“Real change is in the heart, but in modern education there is not sufficient talk about compassion. Through education, through training the mind and using intelligence, we can see the value of compassion and the harmfulness of anger and hatred.”
says the Dalai Lama. Our Sempai program teaches students to learn and pass on this important understanding.

According to Mark Greenberg, a “Social and Emotional Learning” (SEL) pioneer at Penn State’s College of Health and Human Development “there is substantial evidence that this is doable. Research has shown that we can successfully teach children how to overcome and manage emotions such as fear, hatred, anger and anxiety. SEL programs have proven that children can develop lifelong abilities such as self-awareness, anger management, and impulse control, and positive qualities such as empathy and compassion.”

The approach of the Dalai Lama reflects the Buddhist view that the “true nature” of all beings is basically good, including an inherent capacity for compassion. These good qualities are seeds we all possess, and these seeds need only be cultivated to bloom into the unbiased and universal compassion that heals the world. We can educate people in order to sustain and nurture compassion. Proper education is very important. His faith is in human intelligence reason, and self-interest, albeit a higher self-interest. We can learn to be more compassionate because it makes sense.

Children understand this intuitively; I was told recently by a parent that when they were summoned into their child’s school for a Parent-Teacher Conference, the teacher stressed the importance of the helpfulness that their child spontaneously exhibited in the classroom toward fellow students who were not as accomplished academically as this student.

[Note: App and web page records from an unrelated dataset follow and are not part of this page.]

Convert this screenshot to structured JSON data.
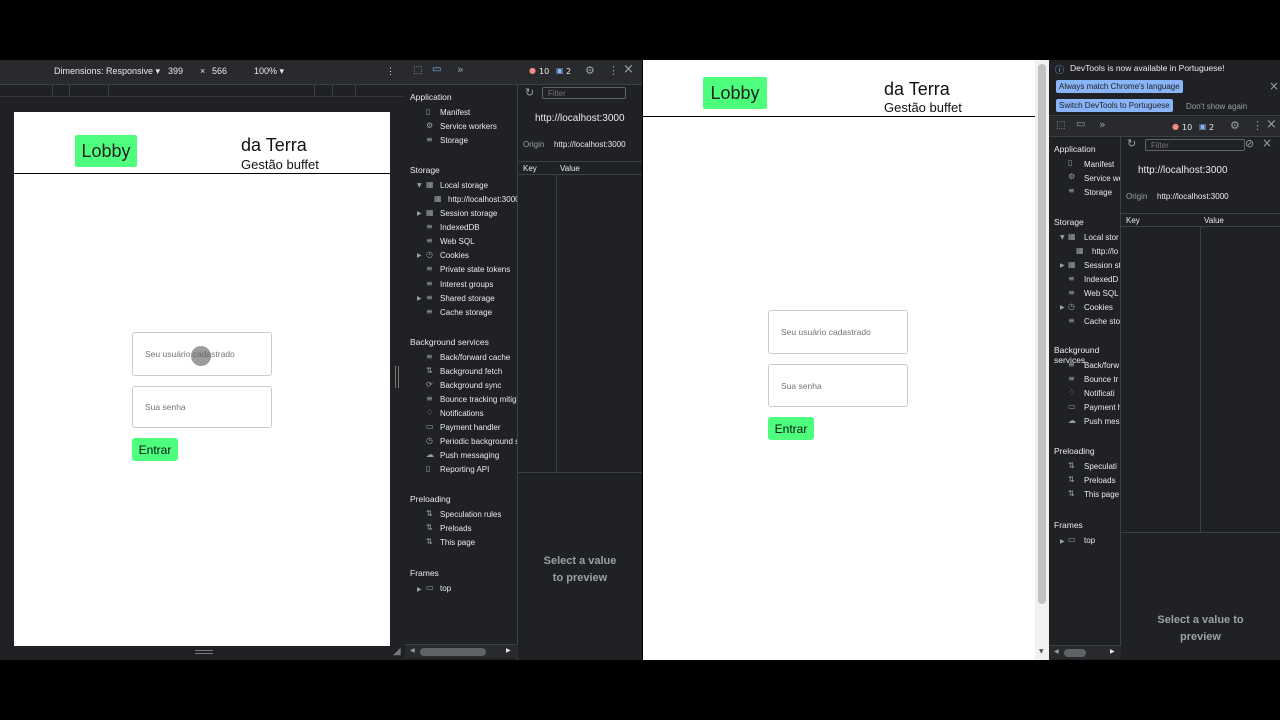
{
  "device_toolbar": {
    "dimensions_label": "Dimensions: Responsive ▾",
    "width": "399",
    "times": "×",
    "height": "566",
    "zoom": "100% ▾",
    "more": "⋮"
  },
  "devtools": {
    "errors_count": "10",
    "messages_count": "2",
    "sections": {
      "application": "Application",
      "storage": "Storage",
      "background_services": "Background services",
      "preloading": "Preloading",
      "frames": "Frames"
    },
    "application_items": [
      "Manifest",
      "Service workers",
      "Storage"
    ],
    "storage_items": [
      "Local storage",
      "http://localhost:3000",
      "Session storage",
      "IndexedDB",
      "Web SQL",
      "Cookies",
      "Private state tokens",
      "Interest groups",
      "Shared storage",
      "Cache storage"
    ],
    "background_items": [
      "Back/forward cache",
      "Background fetch",
      "Background sync",
      "Bounce tracking mitigations",
      "Notifications",
      "Payment handler",
      "Periodic background sync",
      "Push messaging",
      "Reporting API"
    ],
    "preloading_items": [
      "Speculation rules",
      "Preloads",
      "This page"
    ],
    "frames_items": [
      "top"
    ],
    "filter_placeholder": "Filter",
    "origin_url": "http://localhost:3000",
    "origin_label": "Origin",
    "origin_value": "http://localhost:3000",
    "col_key": "Key",
    "col_value": "Value",
    "preview_line1": "Select a value",
    "preview_line2": "to preview",
    "right_preview_line1": "Select a value to",
    "right_preview_line2": "preview"
  },
  "right_devtools": {
    "storage_items": [
      "Local stor",
      "http://lo",
      "Session st",
      "IndexedD",
      "Web SQL",
      "Cookies",
      "Cache sto"
    ],
    "background_items": [
      "Back/forw",
      "Bounce tr",
      "Notificati",
      "Payment h",
      "Push mes"
    ],
    "preloading_items": [
      "Speculati",
      "Preloads",
      "This page"
    ]
  },
  "infobar": {
    "message": "DevTools is now available in Portuguese!",
    "btn_match": "Always match Chrome's language",
    "btn_switch": "Switch DevTools to Portuguese",
    "dont_show": "Don't show again",
    "close": "×"
  },
  "app": {
    "lobby_label": "Lobby",
    "brand_title": "da Terra",
    "brand_subtitle": "Gestão buffet",
    "username_placeholder": "Seu usuário cadastrado",
    "password_placeholder": "Sua senha",
    "submit_label": "Entrar"
  },
  "icons": {
    "inspect": "⬚",
    "device": "▭",
    "more_tabs": "»",
    "gear": "⚙",
    "kebab": "⋮",
    "close": "×",
    "refresh": "↻",
    "clear": "⊘",
    "file": "▯",
    "gear_small": "⚙",
    "db": "≡",
    "table": "▦",
    "arrows": "⇅",
    "sync": "⟳",
    "bell": "♢",
    "card": "▭",
    "clock": "◷",
    "cloud": "☁",
    "frame": "▭",
    "tri_down": "▼",
    "tri_right": "▶",
    "scroll_left": "◀",
    "scroll_right": "▶",
    "scroll_down": "▼",
    "info": "ⓘ",
    "corner": "◢",
    "error_dot": "●",
    "msg_icon": "▣"
  },
  "colors": {
    "accent_green": "#4dff7c",
    "devtools_bg": "#202124",
    "info_button": "#8ab4f8",
    "error_red": "#f28b82"
  }
}
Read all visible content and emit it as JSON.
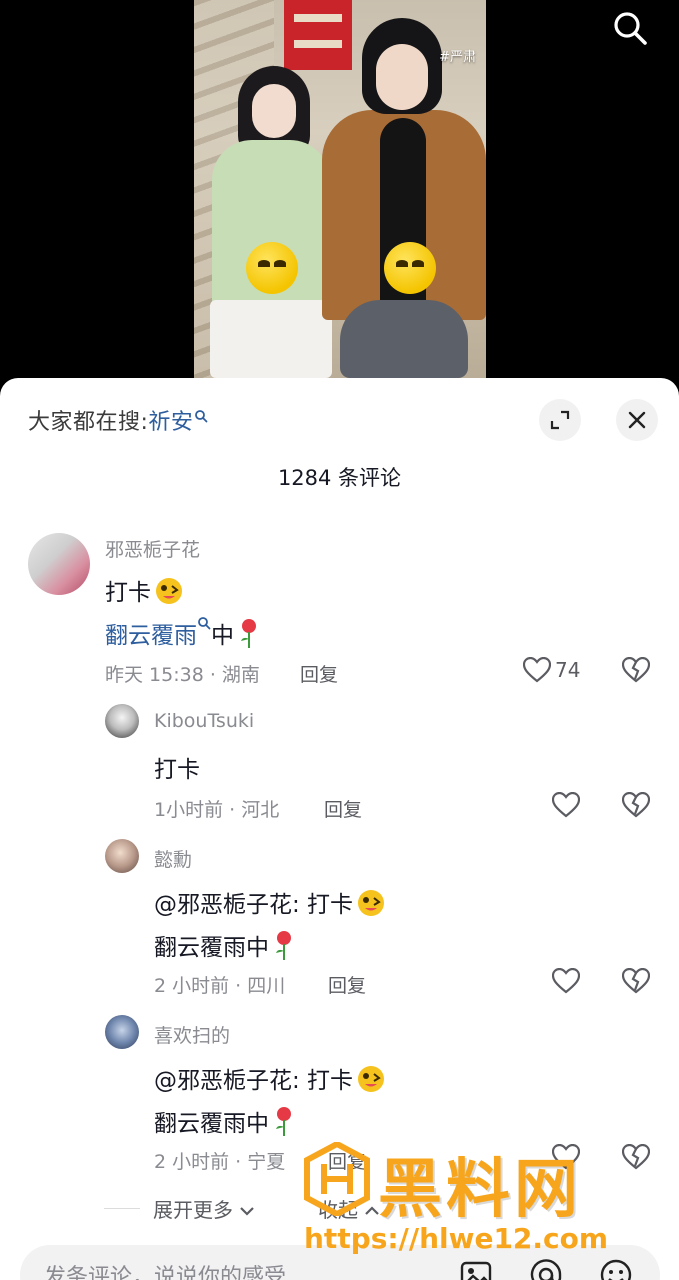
{
  "video": {
    "tag": "#严肃"
  },
  "sheet": {
    "hot_search_prefix": "大家都在搜:",
    "hot_search_term": "祈安",
    "comment_count": "1284 条评论"
  },
  "comments": [
    {
      "user": "邪恶栀子花",
      "line1": "打卡",
      "line2_link": "翻云覆雨",
      "line2_rest": "中",
      "meta": "昨天 15:38 · 湖南",
      "reply": "回复",
      "likes": "74"
    },
    {
      "user": "KibouTsuki",
      "line1": "打卡",
      "meta": "1小时前 · 河北",
      "reply": "回复"
    },
    {
      "user": "懿勳",
      "line1": "@邪恶栀子花: 打卡",
      "line2": "翻云覆雨中",
      "meta": "2 小时前 · 四川",
      "reply": "回复"
    },
    {
      "user": "喜欢扫的",
      "line1": "@邪恶栀子花: 打卡",
      "line2": "翻云覆雨中",
      "meta": "2 小时前 · 宁夏",
      "reply": "回复"
    }
  ],
  "more": {
    "expand": "展开更多",
    "collapse": "收起"
  },
  "input": {
    "placeholder": "发条评论，说说你的感受"
  },
  "watermark": {
    "title": "黑料网",
    "url": "https://hlwe12.com"
  },
  "colors": {
    "link": "#2e5e9e",
    "meta": "#8a8b91",
    "watermark": "#f7a51c"
  }
}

We seek to foster this attitude of cooperation here at the Dojo through the Sempai Program, which is a natural complement to the sometimes competitive nature of the Curriculum Program. To thrive in our modern world it is necessary to know how to successfully cooperate as well as how to compete. In MuDoKai we seek to teach both of these important perspectives simultaneously.

Shihan Robert Heale Mason © 2017